For example, the traditional enterprise resource planning vendors, like SAP and Oracle, are creating their applications in the Cloud, as well as some of the treasury management systems that have grown up in the fintech space with companies like Kyriba, BELLIN and FIS. These systems that our customers are using are increasingly able to access our bankingas a service capabilities through APIs.
Not only that, but I think it’s been very interesting what SWIFT has done with SWIFT gpi. It’s something that the banks have come together with SWIFT to create in order to provide better servicing and better visibility of cross-border payments around the world for customers.
The gpi has been a classic example of how to build something in the Cloud, with all the banks having to collaborate in order to update the status of payments as they flow through the banking network. Cloud-based technologies and APIs have been the way that gpi has ended up being implemented and I think it’s working extremely well.
Our customers have really welcomed the fact that gpi is giving them real-time visibility of where their payments are. We’ve embraced the capability by adding it to
our online banking interface, CitiDirect BE, with something we call Payment Insights, which enables people to track where the payment is, very much like a parcel tracking reference. Because it’s been so valuable to our customers and they’ve given us such positive feedback, we’re trying to extend that now to all payment methods.
TFM: So how does Citi stay at the forefront of all these Cloud-based developments in financial services?
PH: Through innovation. Through listening to how our customers want to make use of our services.

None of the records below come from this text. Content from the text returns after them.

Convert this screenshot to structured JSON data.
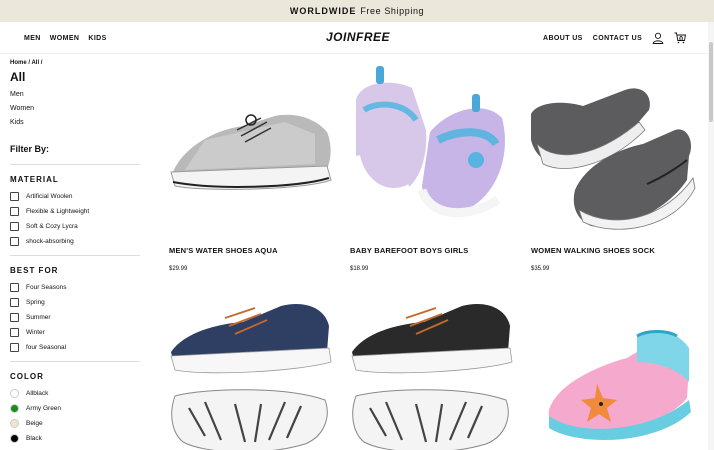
{
  "announcement": {
    "strong": "WORLDWIDE",
    "text": "Free Shipping"
  },
  "header": {
    "nav_left": [
      "MEN",
      "WOMEN",
      "KIDS"
    ],
    "logo": "JOINFREE",
    "nav_right": [
      "ABOUT US",
      "CONTACT US"
    ],
    "cart_count": "0",
    "icons": [
      "user-icon",
      "cart-icon"
    ]
  },
  "sidebar": {
    "breadcrumb": "Home / All /",
    "category_title": "All",
    "category_links": [
      "Men",
      "Women",
      "Kids"
    ],
    "filter_by": "Filter By:",
    "material": {
      "title": "MATERIAL",
      "options": [
        "Artificial Woolen",
        "Flexible & Lightweight",
        "Soft & Cozy Lycra",
        "shock-absorbing"
      ]
    },
    "best_for": {
      "title": "BEST FOR",
      "options": [
        "Four Seasons",
        "Spring",
        "Summer",
        "Winter",
        "four Seasonal"
      ]
    },
    "color": {
      "title": "COLOR",
      "options": [
        {
          "label": "Allblack",
          "swatch": "#ffffff"
        },
        {
          "label": "Army Green",
          "swatch": "#1a8a1a"
        },
        {
          "label": "Beige",
          "swatch": "#efe6cf"
        },
        {
          "label": "Black",
          "swatch": "#000000"
        }
      ]
    }
  },
  "products": [
    {
      "name": "MEN'S WATER SHOES AQUA",
      "price": "$29.99"
    },
    {
      "name": "BABY BAREFOOT BOYS GIRLS",
      "price": "$18.99"
    },
    {
      "name": "WOMEN WALKING SHOES SOCK",
      "price": "$35.99"
    },
    {
      "name": "",
      "price": ""
    },
    {
      "name": "",
      "price": ""
    },
    {
      "name": "",
      "price": ""
    }
  ]
}
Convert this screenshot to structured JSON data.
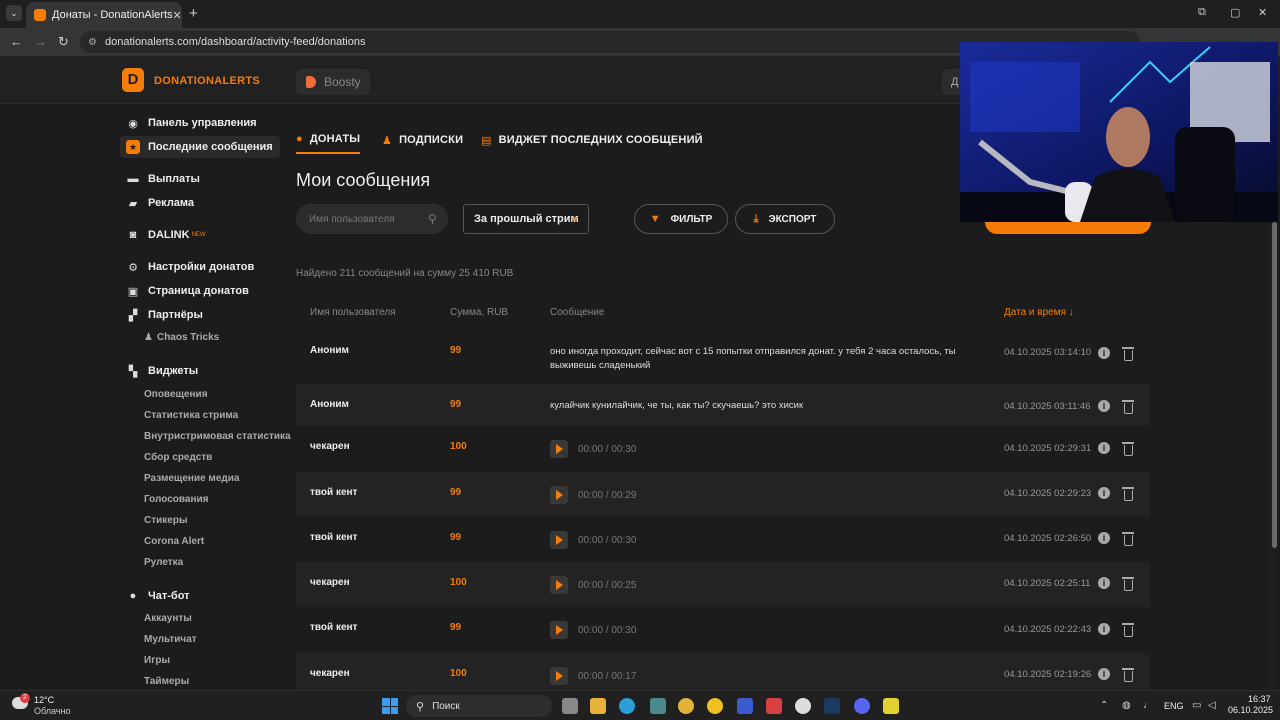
{
  "browser": {
    "tab_title": "Донаты - DonationAlerts",
    "tab_close": "✕",
    "new_tab": "+",
    "url": "donationalerts.com/dashboard/activity-feed/donations"
  },
  "header": {
    "brand": "DONATIONALERTS",
    "logo_glyph": "D",
    "boosty_label": "Boosty",
    "right_btn_label": "Д"
  },
  "sidebar": {
    "items": [
      {
        "label": "Панель управления",
        "icon": "dashboard-icon"
      },
      {
        "label": "Последние сообщения",
        "icon": "star-icon"
      },
      {
        "label": "Выплаты",
        "icon": "wallet-icon"
      },
      {
        "label": "Реклама",
        "icon": "ad-icon"
      },
      {
        "label": "DALINK",
        "icon": "dalink-icon",
        "badge": "NEW"
      },
      {
        "label": "Настройки донатов",
        "icon": "gear-icon"
      },
      {
        "label": "Страница донатов",
        "icon": "page-icon"
      },
      {
        "label": "Партнёры",
        "icon": "partners-icon"
      },
      {
        "label": "Виджеты",
        "icon": "widgets-icon"
      },
      {
        "label": "Чат-бот",
        "icon": "chat-icon"
      }
    ],
    "partners_sub": "Chaos Tricks",
    "widgets_sub": [
      "Оповещения",
      "Статистика стрима",
      "Внутристримовая статистика",
      "Сбор средств",
      "Размещение медиа",
      "Голосования",
      "Стикеры",
      "Corona Alert",
      "Рулетка"
    ],
    "chatbot_sub": [
      "Аккаунты",
      "Мультичат",
      "Игры",
      "Таймеры"
    ]
  },
  "tabs": [
    {
      "label": "ДОНАТЫ",
      "active": true
    },
    {
      "label": "ПОДПИСКИ",
      "active": false
    },
    {
      "label": "ВИДЖЕТ ПОСЛЕДНИХ СООБЩЕНИЙ",
      "active": false
    }
  ],
  "page_title": "Мои сообщения",
  "filters": {
    "search_placeholder": "Имя пользователя",
    "period_selected": "За прошлый стрим",
    "filter_label": "ФИЛЬТР",
    "export_label": "ЭКСПОРТ"
  },
  "summary": "Найдено 211 сообщений на сумму 25 410 RUB",
  "table": {
    "headers": {
      "user": "Имя пользователя",
      "amount": "Сумма, RUB",
      "message": "Сообщение",
      "date": "Дата и время ↓"
    },
    "rows": [
      {
        "user": "Аноним",
        "amount": "99",
        "message": "оно иногда проходит, сейчас вот с 15 попытки отправился донат. у тебя 2 часа осталось, ты выживешь сладенький",
        "date": "04.10.2025 03:14:10"
      },
      {
        "user": "Аноним",
        "amount": "99",
        "message": "кулайчик кунилайчик, че ты, как ты? скучаешь? это хисик",
        "date": "04.10.2025 03:11:46"
      },
      {
        "user": "чекарен",
        "amount": "100",
        "duration": "00:00 / 00:30",
        "date": "04.10.2025 02:29:31"
      },
      {
        "user": "твой кент",
        "amount": "99",
        "duration": "00:00 / 00:29",
        "date": "04.10.2025 02:29:23"
      },
      {
        "user": "твой кент",
        "amount": "99",
        "duration": "00:00 / 00:30",
        "date": "04.10.2025 02:26:50"
      },
      {
        "user": "чекарен",
        "amount": "100",
        "duration": "00:00 / 00:25",
        "date": "04.10.2025 02:25:11"
      },
      {
        "user": "твой кент",
        "amount": "99",
        "duration": "00:00 / 00:30",
        "date": "04.10.2025 02:22:43"
      },
      {
        "user": "чекарен",
        "amount": "100",
        "duration": "00:00 / 00:17",
        "date": "04.10.2025 02:19:26"
      }
    ]
  },
  "taskbar": {
    "temp": "12°C",
    "weather": "Облачно",
    "weather_badge": "2",
    "search_label": "Поиск",
    "lang": "ENG",
    "time": "16:37",
    "date": "06.10.2025"
  },
  "colors": {
    "accent": "#f57d07",
    "bg": "#1c1c1c"
  }
}
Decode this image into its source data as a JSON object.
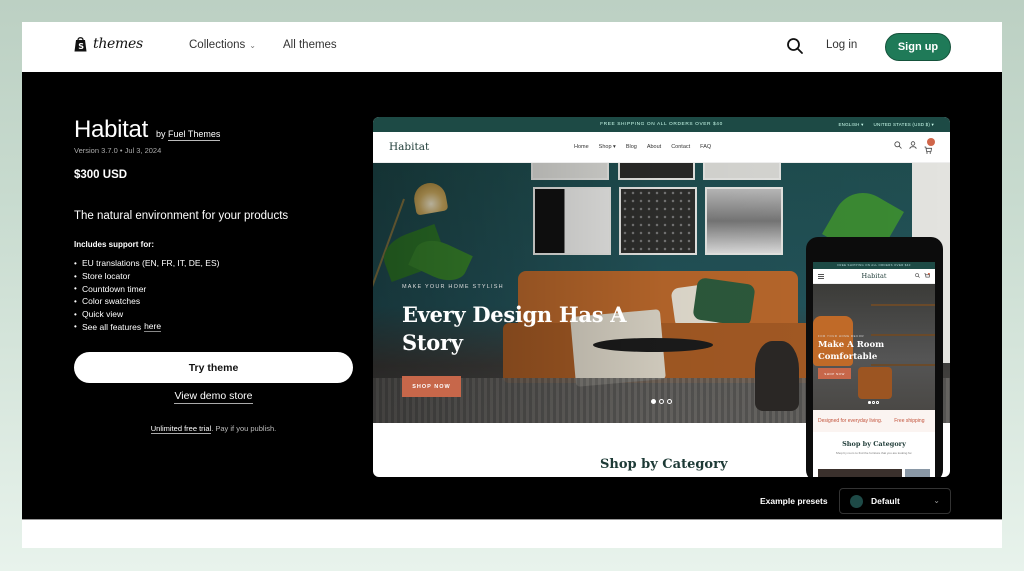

I think this move towards being much more open, much more agile in our delivery of banking services, is where Cloud-based technologies and APIs are going to really help.
This article was published in The Fintech Finance Magazine: Issue #12, Page 86.